  1. Radiation
  2. Conduction
  3. Convection
  4. Advection


Radiation is the process by which solar energy reaches the earth and the earth loses energy to outer space. When the source of heat transmits heat directly to an object through heat waves, it is known as radiation process. Insolation reaches the earth’s surface in short waves and heat is radiated from the earth in long waves.


When two objects of unequal temperature come in contact with each other, heat energy flow from the warmer object to the cooler object and this process of heat transfer is known as conduction. The conduction in the atmosphere occurs at zone of contact between the atmosphere and the earth’s surface. However, this is a minor method of heat transfer in terms of warming the atmosphere since it only affects the air close to the earth’s surface.

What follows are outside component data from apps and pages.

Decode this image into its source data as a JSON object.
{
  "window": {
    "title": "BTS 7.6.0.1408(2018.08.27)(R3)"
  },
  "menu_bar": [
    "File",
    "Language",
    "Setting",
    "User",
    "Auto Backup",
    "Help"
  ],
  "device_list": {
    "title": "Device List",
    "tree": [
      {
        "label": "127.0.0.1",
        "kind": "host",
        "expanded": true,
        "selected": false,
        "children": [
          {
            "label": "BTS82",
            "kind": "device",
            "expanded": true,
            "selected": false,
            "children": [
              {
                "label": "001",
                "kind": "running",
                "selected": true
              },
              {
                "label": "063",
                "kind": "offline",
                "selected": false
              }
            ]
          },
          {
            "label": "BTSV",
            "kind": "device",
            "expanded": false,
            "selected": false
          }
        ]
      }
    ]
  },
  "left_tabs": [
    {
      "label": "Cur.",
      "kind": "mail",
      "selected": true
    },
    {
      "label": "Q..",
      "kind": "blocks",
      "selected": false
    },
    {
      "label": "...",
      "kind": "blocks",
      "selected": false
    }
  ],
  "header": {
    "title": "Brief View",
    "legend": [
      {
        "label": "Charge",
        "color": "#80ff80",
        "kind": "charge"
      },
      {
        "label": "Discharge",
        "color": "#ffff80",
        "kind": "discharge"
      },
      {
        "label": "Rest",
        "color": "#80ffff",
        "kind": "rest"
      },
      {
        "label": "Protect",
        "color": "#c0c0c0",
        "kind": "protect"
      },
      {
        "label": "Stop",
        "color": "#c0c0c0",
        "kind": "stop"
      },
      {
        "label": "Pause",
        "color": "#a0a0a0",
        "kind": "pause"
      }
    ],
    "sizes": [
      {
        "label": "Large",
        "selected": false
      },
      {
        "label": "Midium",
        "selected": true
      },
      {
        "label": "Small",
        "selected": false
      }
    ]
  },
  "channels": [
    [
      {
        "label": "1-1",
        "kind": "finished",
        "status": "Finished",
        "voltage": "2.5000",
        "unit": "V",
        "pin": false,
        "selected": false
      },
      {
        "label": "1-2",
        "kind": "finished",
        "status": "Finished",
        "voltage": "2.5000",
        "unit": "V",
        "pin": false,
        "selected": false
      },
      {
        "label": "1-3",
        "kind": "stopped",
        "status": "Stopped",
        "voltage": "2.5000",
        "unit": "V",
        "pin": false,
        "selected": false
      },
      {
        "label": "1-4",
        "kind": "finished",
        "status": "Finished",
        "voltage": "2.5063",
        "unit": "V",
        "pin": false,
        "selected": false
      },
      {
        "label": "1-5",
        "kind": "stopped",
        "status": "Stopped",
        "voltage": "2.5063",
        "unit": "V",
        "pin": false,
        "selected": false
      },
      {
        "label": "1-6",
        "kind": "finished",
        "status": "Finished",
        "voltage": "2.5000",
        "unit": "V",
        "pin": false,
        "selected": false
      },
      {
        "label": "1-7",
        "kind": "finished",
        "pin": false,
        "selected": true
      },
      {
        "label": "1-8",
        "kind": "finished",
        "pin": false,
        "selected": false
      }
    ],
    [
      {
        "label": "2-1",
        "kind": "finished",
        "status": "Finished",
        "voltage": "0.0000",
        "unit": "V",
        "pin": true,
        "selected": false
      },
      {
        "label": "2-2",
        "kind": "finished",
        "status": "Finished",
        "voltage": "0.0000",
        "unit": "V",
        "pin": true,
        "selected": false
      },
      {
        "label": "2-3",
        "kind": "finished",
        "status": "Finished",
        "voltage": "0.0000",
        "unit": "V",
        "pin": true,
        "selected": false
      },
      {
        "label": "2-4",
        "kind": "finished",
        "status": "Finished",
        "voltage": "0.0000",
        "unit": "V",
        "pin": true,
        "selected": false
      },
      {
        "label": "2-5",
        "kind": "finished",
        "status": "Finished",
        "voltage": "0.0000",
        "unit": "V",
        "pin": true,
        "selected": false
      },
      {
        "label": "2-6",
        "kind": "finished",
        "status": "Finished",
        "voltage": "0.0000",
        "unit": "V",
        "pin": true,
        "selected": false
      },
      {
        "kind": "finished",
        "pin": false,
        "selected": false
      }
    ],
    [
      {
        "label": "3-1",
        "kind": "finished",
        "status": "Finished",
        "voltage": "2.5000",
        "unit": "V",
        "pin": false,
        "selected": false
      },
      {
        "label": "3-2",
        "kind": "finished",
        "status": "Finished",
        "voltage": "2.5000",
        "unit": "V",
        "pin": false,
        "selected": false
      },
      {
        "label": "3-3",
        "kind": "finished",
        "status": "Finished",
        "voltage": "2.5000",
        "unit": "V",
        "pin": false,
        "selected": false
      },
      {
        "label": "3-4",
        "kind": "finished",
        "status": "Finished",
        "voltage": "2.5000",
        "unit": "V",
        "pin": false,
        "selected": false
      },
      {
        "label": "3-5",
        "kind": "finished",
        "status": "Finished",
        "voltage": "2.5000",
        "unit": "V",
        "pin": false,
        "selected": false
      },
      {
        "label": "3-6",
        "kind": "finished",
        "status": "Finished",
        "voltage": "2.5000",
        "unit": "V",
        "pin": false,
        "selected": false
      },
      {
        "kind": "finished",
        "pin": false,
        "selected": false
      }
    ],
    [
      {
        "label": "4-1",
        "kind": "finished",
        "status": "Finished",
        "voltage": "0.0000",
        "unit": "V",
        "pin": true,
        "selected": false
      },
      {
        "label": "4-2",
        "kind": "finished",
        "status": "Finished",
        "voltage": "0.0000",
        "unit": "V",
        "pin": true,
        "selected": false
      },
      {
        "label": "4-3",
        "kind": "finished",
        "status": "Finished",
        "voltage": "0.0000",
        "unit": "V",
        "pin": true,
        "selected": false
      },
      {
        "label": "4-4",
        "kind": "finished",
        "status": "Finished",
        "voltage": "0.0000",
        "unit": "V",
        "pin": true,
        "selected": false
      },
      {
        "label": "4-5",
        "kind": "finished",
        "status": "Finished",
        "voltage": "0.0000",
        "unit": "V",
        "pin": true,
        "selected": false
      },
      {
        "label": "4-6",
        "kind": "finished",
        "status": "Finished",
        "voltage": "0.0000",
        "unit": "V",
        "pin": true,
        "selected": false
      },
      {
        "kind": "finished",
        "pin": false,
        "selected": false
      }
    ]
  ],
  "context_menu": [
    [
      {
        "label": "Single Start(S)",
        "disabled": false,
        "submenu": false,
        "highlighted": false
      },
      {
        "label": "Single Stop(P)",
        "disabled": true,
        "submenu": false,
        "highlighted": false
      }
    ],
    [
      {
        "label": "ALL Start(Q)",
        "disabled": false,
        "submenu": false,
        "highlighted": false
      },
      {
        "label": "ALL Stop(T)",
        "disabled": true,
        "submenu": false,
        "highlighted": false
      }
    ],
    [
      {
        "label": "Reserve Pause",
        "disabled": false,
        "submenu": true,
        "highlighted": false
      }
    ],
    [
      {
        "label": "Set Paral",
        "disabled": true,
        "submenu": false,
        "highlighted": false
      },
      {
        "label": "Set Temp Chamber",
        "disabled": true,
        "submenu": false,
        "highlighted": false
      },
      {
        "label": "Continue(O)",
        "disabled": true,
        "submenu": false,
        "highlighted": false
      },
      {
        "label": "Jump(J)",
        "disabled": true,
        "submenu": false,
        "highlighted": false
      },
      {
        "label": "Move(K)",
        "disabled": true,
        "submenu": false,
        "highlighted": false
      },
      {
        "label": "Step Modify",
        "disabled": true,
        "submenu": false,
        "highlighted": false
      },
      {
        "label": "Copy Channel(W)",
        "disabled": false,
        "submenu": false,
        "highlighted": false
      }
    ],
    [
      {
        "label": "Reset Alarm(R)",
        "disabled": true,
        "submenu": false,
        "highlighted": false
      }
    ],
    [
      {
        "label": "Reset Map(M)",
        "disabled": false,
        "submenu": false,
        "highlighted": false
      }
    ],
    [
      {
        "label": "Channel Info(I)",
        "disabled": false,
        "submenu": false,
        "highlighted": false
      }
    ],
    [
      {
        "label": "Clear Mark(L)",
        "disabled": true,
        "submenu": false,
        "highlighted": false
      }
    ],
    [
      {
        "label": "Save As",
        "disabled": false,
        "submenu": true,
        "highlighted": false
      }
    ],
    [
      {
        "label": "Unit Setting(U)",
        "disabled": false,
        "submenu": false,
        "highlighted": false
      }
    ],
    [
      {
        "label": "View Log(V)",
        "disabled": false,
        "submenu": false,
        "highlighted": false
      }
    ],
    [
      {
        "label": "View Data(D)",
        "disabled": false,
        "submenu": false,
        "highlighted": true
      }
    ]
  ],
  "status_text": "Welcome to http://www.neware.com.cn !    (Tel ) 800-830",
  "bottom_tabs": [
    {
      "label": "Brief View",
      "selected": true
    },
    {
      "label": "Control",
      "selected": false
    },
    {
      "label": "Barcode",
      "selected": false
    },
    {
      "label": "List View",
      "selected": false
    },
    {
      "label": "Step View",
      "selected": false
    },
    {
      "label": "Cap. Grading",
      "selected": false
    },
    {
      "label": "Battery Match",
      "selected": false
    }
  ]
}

Transfer of heat by movement of a mass or substance from one place to another is called convection. The air of the lower layers of the atmosphere get heated either by the earth’s radiation or by conduction. The heating of the air leads to its expansion. Its density decreases and it moves upwards. Continuous ascent of heated air creates vacuum in the lower layers of the atmosphere. As a consequence, cooler air comes down to fill the vacuum, leading to convection.


Winds carry the temperature of one place to another. The temperature of a place will rise if it lies on the path of winds coming from warmer regions. The temperature will fall if the place lies on the path of the winds blowing from cold regions. This process of horizontal transport of heat by winds is known as advection.

Heat Budget

Suppose that the total heat (incoming solar radiation) received at the top of the atmosphere is 100 units. Roughly 35 units of it are reflected back into space even before reaching the surface of the earth. Out of the remaining 65 units, only 51 units reach the earth’s surface and 14 units are absorbed by the various gases, dust particles and water vapour of the atmosphere.

The earth in turn radiates back 51 units in the form of terrestrial radiation. Out of these 51 units of terrestrial radiation, 34 units are absorbed by the atmosphere and the remaining 17 units directly go to space.  The atmosphere also radiates 48 units (14 units of incoming radiation and 34 units of outgoing radiation absorbed by it) back to space. Thus 65 units of solar radiation entering the atmosphere are reflected back into the space.

This account of incoming and outgoing radiation always maintains the balance of heat on the surface of the earth. Heat budget is the balance between insolation (incoming solar radiation) and terrestrial radiation.